Julie: I am a big fan of the Franklin Covey system. (Would that it was an app, or a Google plug-in, but I digress.) I have big deadlines (book #2 due to my editor, book #1 proofs need to be read, a grant application for work, etc.), middle sized deadlines (birthdays and other occasions that require attention, social media updates) and small deadlines that require some attention (parking permit updates, bills that need to be paid, subscriptions that need to be updated). I have lists of them all, and am trying to get in the habit of choosing what I can do that day, and prioritizing.

Sherry: I put reminders in my phone for short term deadlines and set alarms to help remind me when something is due. My husband and I also share a calendar which helps keep track of events we are both involved in.

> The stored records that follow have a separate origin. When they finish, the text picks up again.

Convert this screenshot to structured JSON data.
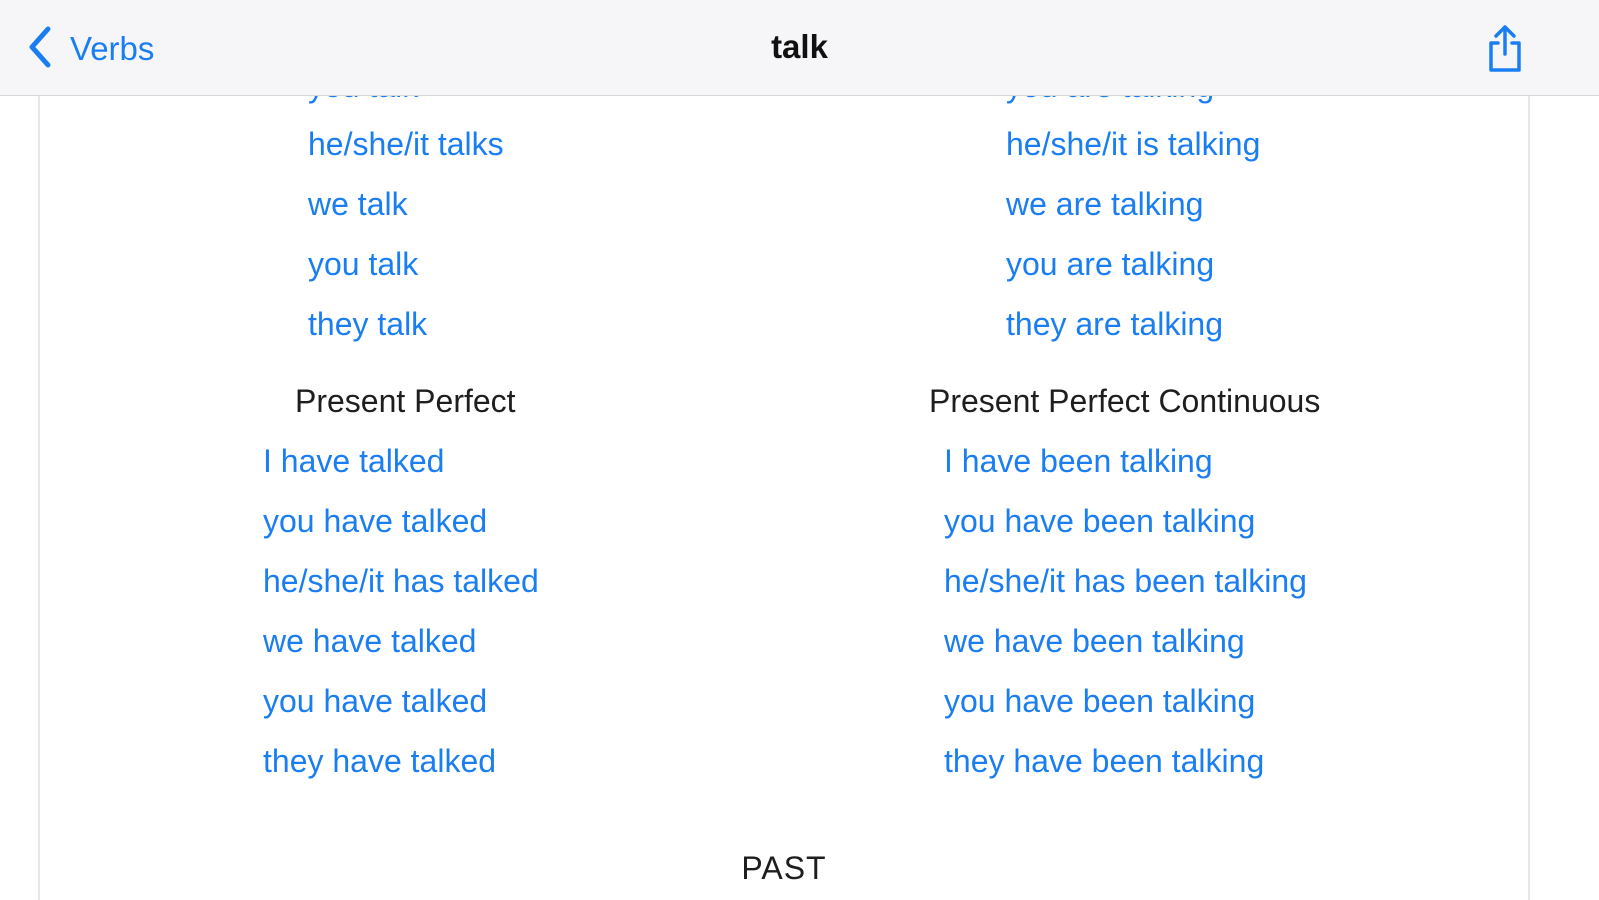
{
  "nav": {
    "back_label": "Verbs",
    "title": "talk"
  },
  "present_simple": {
    "items": [
      "he/she/it talks",
      "we talk",
      "you talk",
      "they talk"
    ]
  },
  "present_continuous": {
    "items": [
      "he/she/it is talking",
      "we are talking",
      "you are talking",
      "they are talking"
    ]
  },
  "present_perfect": {
    "heading": "Present Perfect",
    "items": [
      "I have talked",
      "you have talked",
      "he/she/it has talked",
      "we have talked",
      "you have talked",
      "they have talked"
    ]
  },
  "present_perfect_continuous": {
    "heading": "Present Perfect Continuous",
    "items": [
      "I have been talking",
      "you have been talking",
      "he/she/it has been talking",
      "we have been talking",
      "you have been talking",
      "they have been talking"
    ]
  },
  "next_section": {
    "heading": "PAST"
  },
  "colors": {
    "link": "#1a7ef2",
    "text": "#1e1e1e",
    "nav_bg": "#f6f6f8"
  }
}
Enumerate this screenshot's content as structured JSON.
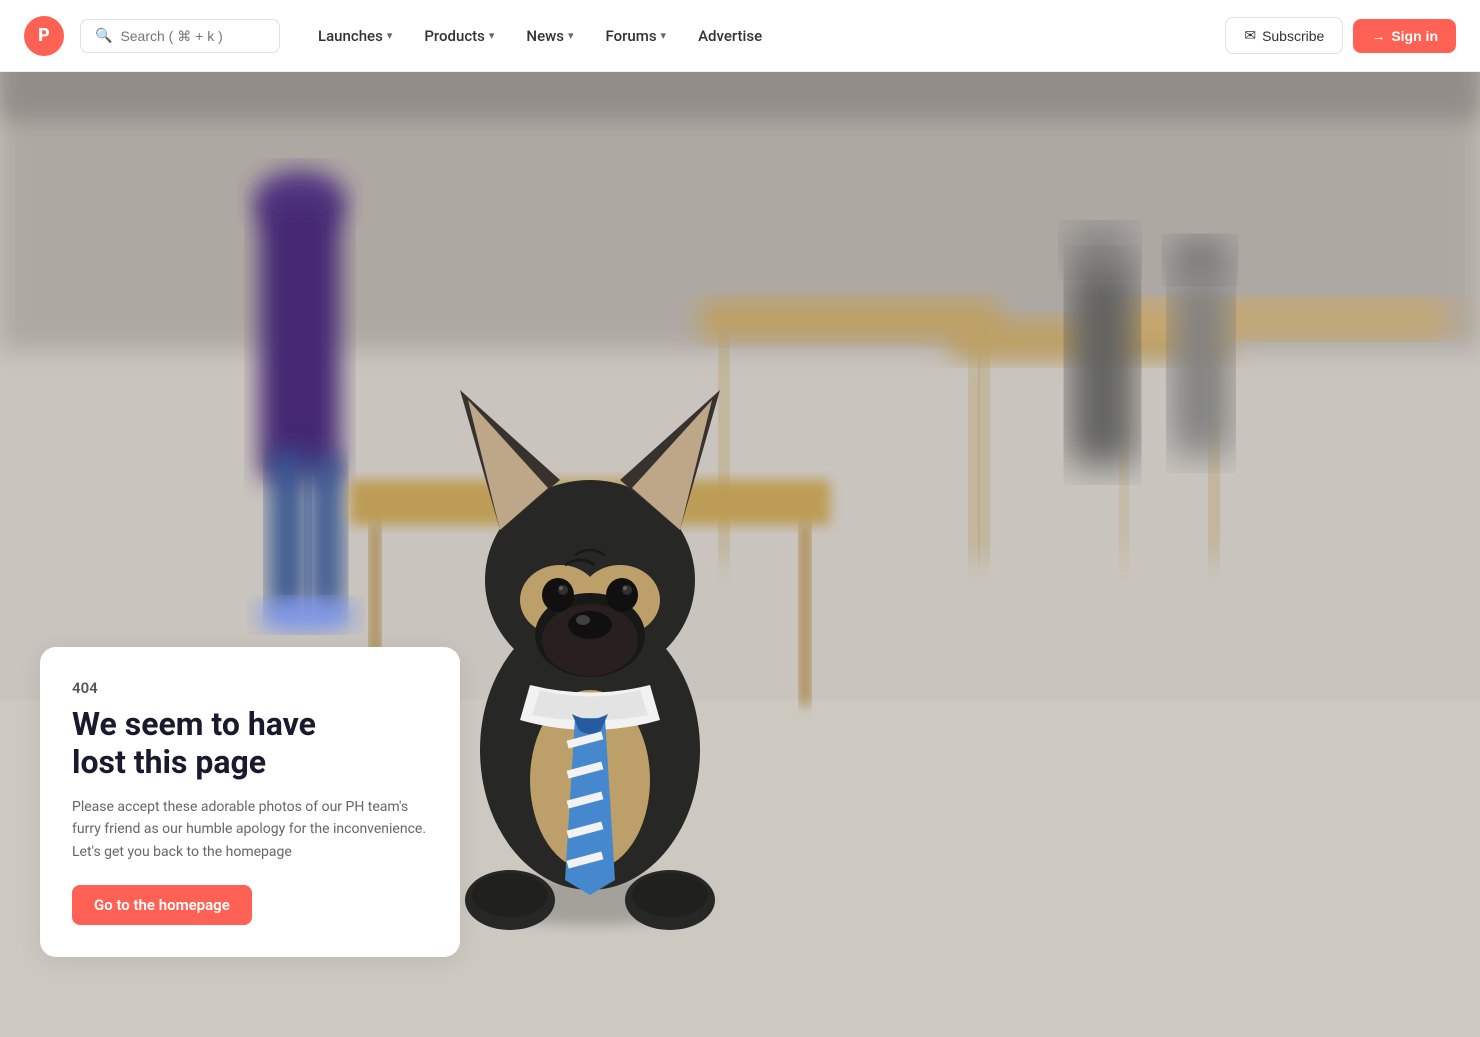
{
  "brand": {
    "logo_letter": "P",
    "logo_color": "#ff6154"
  },
  "search": {
    "placeholder": "Search ( ⌘ + k )"
  },
  "nav": {
    "items": [
      {
        "label": "Launches",
        "has_dropdown": true
      },
      {
        "label": "Products",
        "has_dropdown": true
      },
      {
        "label": "News",
        "has_dropdown": true
      },
      {
        "label": "Forums",
        "has_dropdown": true
      },
      {
        "label": "Advertise",
        "has_dropdown": false
      }
    ]
  },
  "actions": {
    "subscribe_label": "Subscribe",
    "signin_label": "Sign in"
  },
  "error_page": {
    "code": "404",
    "title_line1": "We seem to have",
    "title_line2": "lost this page",
    "description": "Please accept these adorable photos of our PH team's furry friend as our humble apology for the inconvenience. Let's get you back to the homepage",
    "cta_label": "Go to the homepage"
  }
}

Barb: I have a to-do list that I update frequently, sometimes weekly, sometimes every few days, sometimes every few weeks. My to-do list has categories –MCM (Maine Clambake Mysteries), LBB (Level Best Books), WCA (Wicked Cozy Authors), MCW (Maine Crime Writers), CB (Crime Bake) and personal. All the to-dos get divided up among them. I would say it helps me keep balanced, but that’s not my nature. I usually dive deep into stuff. So mostly, it reminds me what hanging out there while I’m on one of my deep dives. The to-dos in my running chronological notes in my Levenger Junior Notebook, which also contains my calendar and is never far from my side.

Edith: I love all these different strategies! I keep a daily short-term to-do list next to my ToDoListlaptop. After Ramona DeFelice Long posted about the ten-item to-do list last week, I went back and counted up how many items I normally have on the list, and it turns out to be about ten. I have two priority items on the top every day, and I cross them off every day: Write (or Edits/Revise, depending), and Walk. The day after we got back from our Old Orchard retreat, I had twenty things on the list, but seven didn’t get done, and some were very tiny…like “shower.” Think I needed a boost of confidence that day or what?

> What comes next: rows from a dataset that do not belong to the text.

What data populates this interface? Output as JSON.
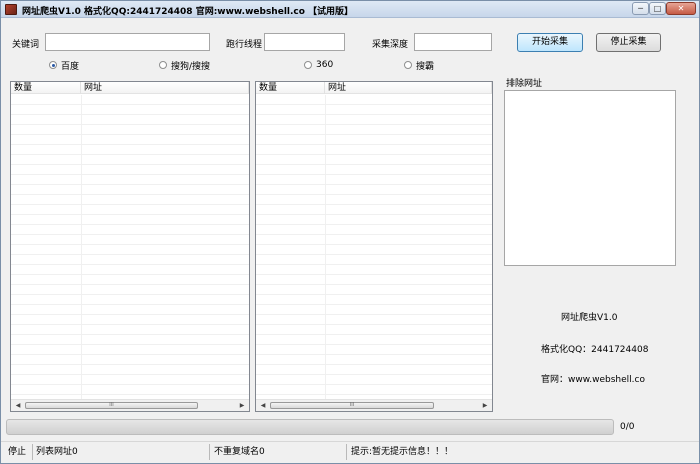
{
  "window": {
    "title": "网址爬虫V1.0 格式化QQ:2441724408 官网:www.webshell.co 【试用版】"
  },
  "titlebar_buttons": {
    "minimize": "─",
    "maximize": "□",
    "close": "✕"
  },
  "form": {
    "keyword_label": "关键词",
    "keyword_value": "",
    "threads_label": "跑行线程",
    "threads_value": "",
    "depth_label": "采集深度",
    "depth_value": ""
  },
  "buttons": {
    "start": "开始采集",
    "stop": "停止采集"
  },
  "engines": [
    {
      "label": "百度",
      "checked": true
    },
    {
      "label": "搜狗/搜搜",
      "checked": false
    },
    {
      "label": "360",
      "checked": false
    },
    {
      "label": "搜霸",
      "checked": false
    }
  ],
  "list_left": {
    "columns": [
      "数量",
      "网址"
    ]
  },
  "list_right": {
    "columns": [
      "数量",
      "网址"
    ]
  },
  "scroll": {
    "left_arrow": "◀",
    "right_arrow": "▶",
    "thumb_grip": "III"
  },
  "exclude": {
    "title": "排除网址",
    "value": ""
  },
  "info": {
    "app": "网址爬虫V1.0",
    "qq": "格式化QQ：2441724408",
    "site": "官网：www.webshell.co"
  },
  "progress": {
    "text": "0/0",
    "value": 0
  },
  "status": {
    "state": "停止",
    "list_count": "列表网址0",
    "unique_domains": "不重复域名0",
    "hint": "提示:暂无提示信息！！！"
  }
}
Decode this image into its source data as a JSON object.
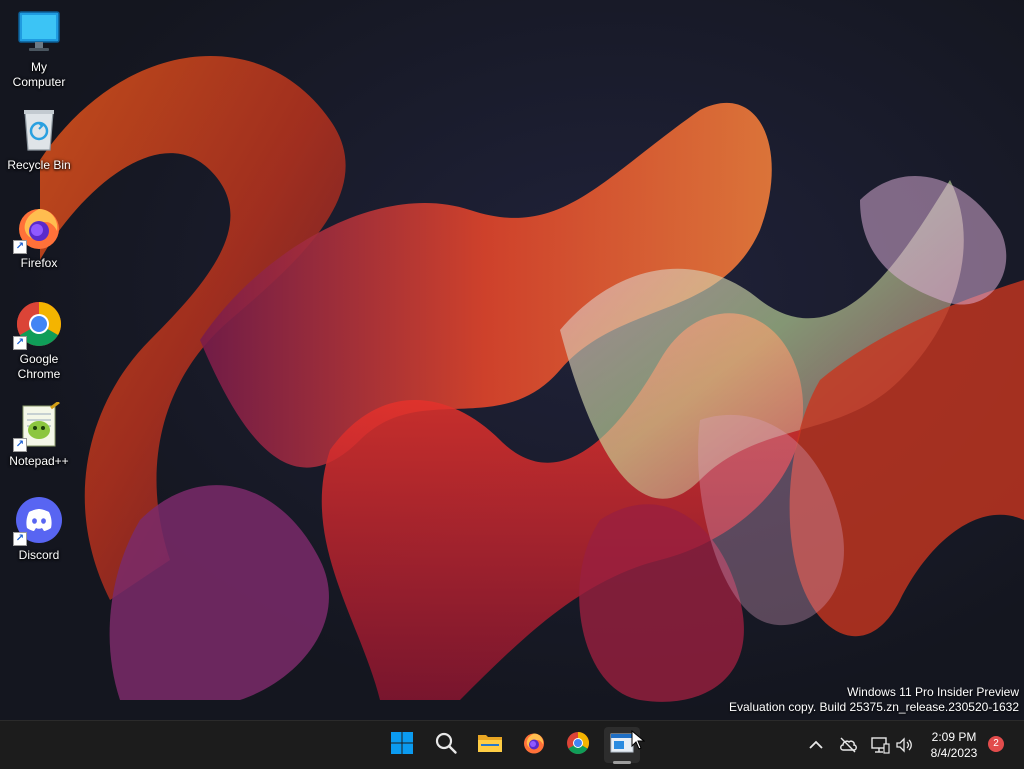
{
  "desktop": {
    "icons": [
      {
        "label": "My Computer",
        "icon": "monitor-icon"
      },
      {
        "label": "Recycle Bin",
        "icon": "recycle-bin-icon"
      },
      {
        "label": "Firefox",
        "icon": "firefox-icon"
      },
      {
        "label": "Google Chrome",
        "icon": "chrome-icon"
      },
      {
        "label": "Notepad++",
        "icon": "notepad-plus-plus-icon"
      },
      {
        "label": "Discord",
        "icon": "discord-icon"
      }
    ],
    "watermark": {
      "line1": "Windows 11 Pro Insider Preview",
      "line2": "Evaluation copy. Build 25375.zn_release.230520-1632"
    }
  },
  "taskbar": {
    "items": [
      {
        "name": "start",
        "icon": "windows-logo-icon"
      },
      {
        "name": "search",
        "icon": "search-icon"
      },
      {
        "name": "file-explorer",
        "icon": "folder-icon"
      },
      {
        "name": "firefox",
        "icon": "firefox-icon"
      },
      {
        "name": "chrome",
        "icon": "chrome-icon"
      },
      {
        "name": "active-app",
        "icon": "app-window-icon",
        "active": true
      }
    ],
    "tray": {
      "icons": [
        "chevron-up-icon",
        "cloud-off-icon",
        "network-icon",
        "speaker-icon"
      ],
      "time": "2:09 PM",
      "date": "8/4/2023",
      "notification_count": "2"
    }
  },
  "colors": {
    "taskbar_bg": "#1c1c1c",
    "wallpaper_bg": "#161823",
    "accent_blue": "#0078d4",
    "badge_red": "#e24c4c"
  }
}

Readers: How do you deal with things that have to get done right now, pretty soon, all at once?

Ready, Set, Goal!

Today is the last day of elementary school for my youngest child. It is checkeredflagbittersweet. Things are changing, things are ending. It is time for some new direction, new opportunities, new goals. And that, is right up my alley.

I confess to being a goal and list junkie. I am seduced by free apps for my smartphone that offer me faster, more intuitive ways to plan my time. I love notebooks that offer organizing systems. I adore those New Year’s Resolution blog posts that spring up every January.

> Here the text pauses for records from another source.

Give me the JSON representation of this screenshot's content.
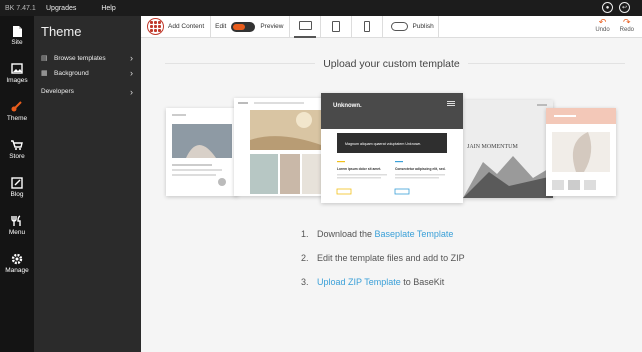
{
  "topbar": {
    "version": "BK 7.47.1",
    "menu": [
      "Upgrades",
      "Help"
    ]
  },
  "rail": {
    "items": [
      {
        "label": "Site",
        "icon": "file-icon"
      },
      {
        "label": "Images",
        "icon": "image-icon"
      },
      {
        "label": "Theme",
        "icon": "paintbrush-icon"
      },
      {
        "label": "Store",
        "icon": "cart-icon"
      },
      {
        "label": "Blog",
        "icon": "edit-icon"
      },
      {
        "label": "Menu",
        "icon": "utensils-icon"
      },
      {
        "label": "Manage",
        "icon": "gear-icon"
      }
    ],
    "active": "Theme",
    "accent": "#e85c1c"
  },
  "panel": {
    "title": "Theme",
    "items": [
      {
        "label": "Browse templates",
        "icon": "browser-icon"
      },
      {
        "label": "Background",
        "icon": "grid-icon"
      },
      {
        "label": "Developers",
        "icon": ""
      }
    ]
  },
  "toolbar": {
    "add_content": "Add Content",
    "edit": "Edit",
    "preview": "Preview",
    "publish": "Publish",
    "undo": "Undo",
    "redo": "Redo"
  },
  "main": {
    "heading": "Upload your custom template",
    "preview_template": {
      "brand": "Unknown.",
      "banner": "Magnum aliquam quaerat voluptatem Unknown.",
      "col1": "Lorem ipsum dolor sit amet.",
      "col2": "Consectetur adipiscing elit, sed."
    },
    "momentum_title": "JAIN MOMENTUM",
    "steps": [
      {
        "num": "1.",
        "pre": "Download the ",
        "link": "Baseplate Template",
        "post": ""
      },
      {
        "num": "2.",
        "pre": "Edit the template files and add to ZIP",
        "link": "",
        "post": ""
      },
      {
        "num": "3.",
        "pre": "",
        "link": "Upload ZIP Template",
        "post": " to BaseKit"
      }
    ],
    "link_color": "#3aa0d8"
  }
}
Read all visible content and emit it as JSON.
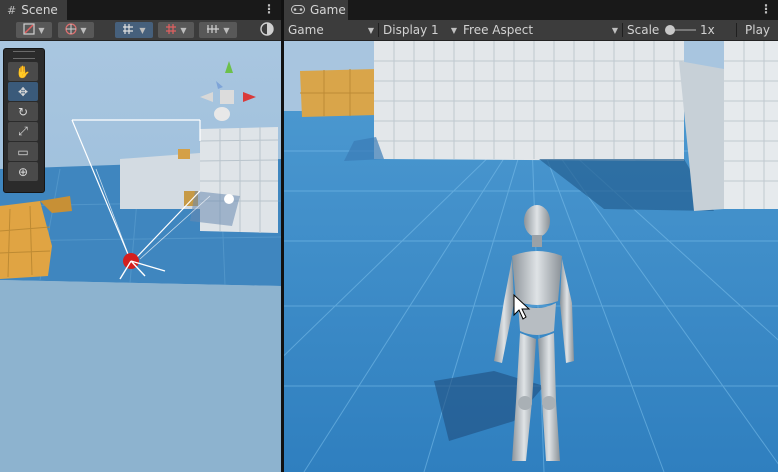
{
  "scene": {
    "tab_label": "Scene",
    "toolbar_icons": [
      "shading-mode-icon",
      "globe-icon",
      "grid-snap-icon",
      "grid-icon",
      "overlay-icon",
      "orientation-icon"
    ],
    "tools": [
      "hand-tool-icon",
      "move-tool-icon",
      "rotate-tool-icon",
      "scale-tool-icon",
      "rect-tool-icon",
      "transform-tool-icon"
    ]
  },
  "game": {
    "tab_label": "Game",
    "mode": "Game",
    "display": "Display 1",
    "aspect": "Free Aspect",
    "scale_label": "Scale",
    "scale_value": "1x",
    "play_label": "Play"
  },
  "colors": {
    "ground": "#3d86c2",
    "sky": "#a9c6e0",
    "accent_active": "#46607c",
    "crate": "#d9a54a"
  }
}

About a year and a half ago I started taking my goal setting seriously. I started planning a new series of goals in seven areas of life every twelve weeks. Each week, on Sunday afternoon, I think about what I will do during the upcoming week to move me closer to my objectives. I decide on three tasks and write them down. Jack Canfield, of Chicken Soup for the Soul  fame, has a great printable sheet on his website that I like to use.

I’m also a  big fan of to-do lists. Sometimes I make one on an index card,todolist dividing it in half. On one side I write down three or four things I absolutely promise myself I will accomplish that day. On the other half, I place the same number of things I would like the universe to deliver to me. I find if I honor the commitments on my half, the universe tends to be obliging.

One of my very favorite lists has kind of a reverse approach.  Lists are often made by compiling tasks with the idea that completing them will help you arrive a a better feeling place. I like to make lists based on what I want to feel and then decide which efforts will get me there. For example, if I want to feel connected I will call or write to a friend. If I want to feel healthy and energized I will make a point to take a walk and to drink sixty-four ounces of water that day.

This strategy helps with even the most dreaded tasks. I’ve noticed usually I can’t access the feelings I want to experience if something unpleasant is hanging over my head. More often than not, I add things I’ve been procrastinating to the list in order to feel accomplished, or freed up, or triumphant.

How about you? Are you a goal setting list maker too?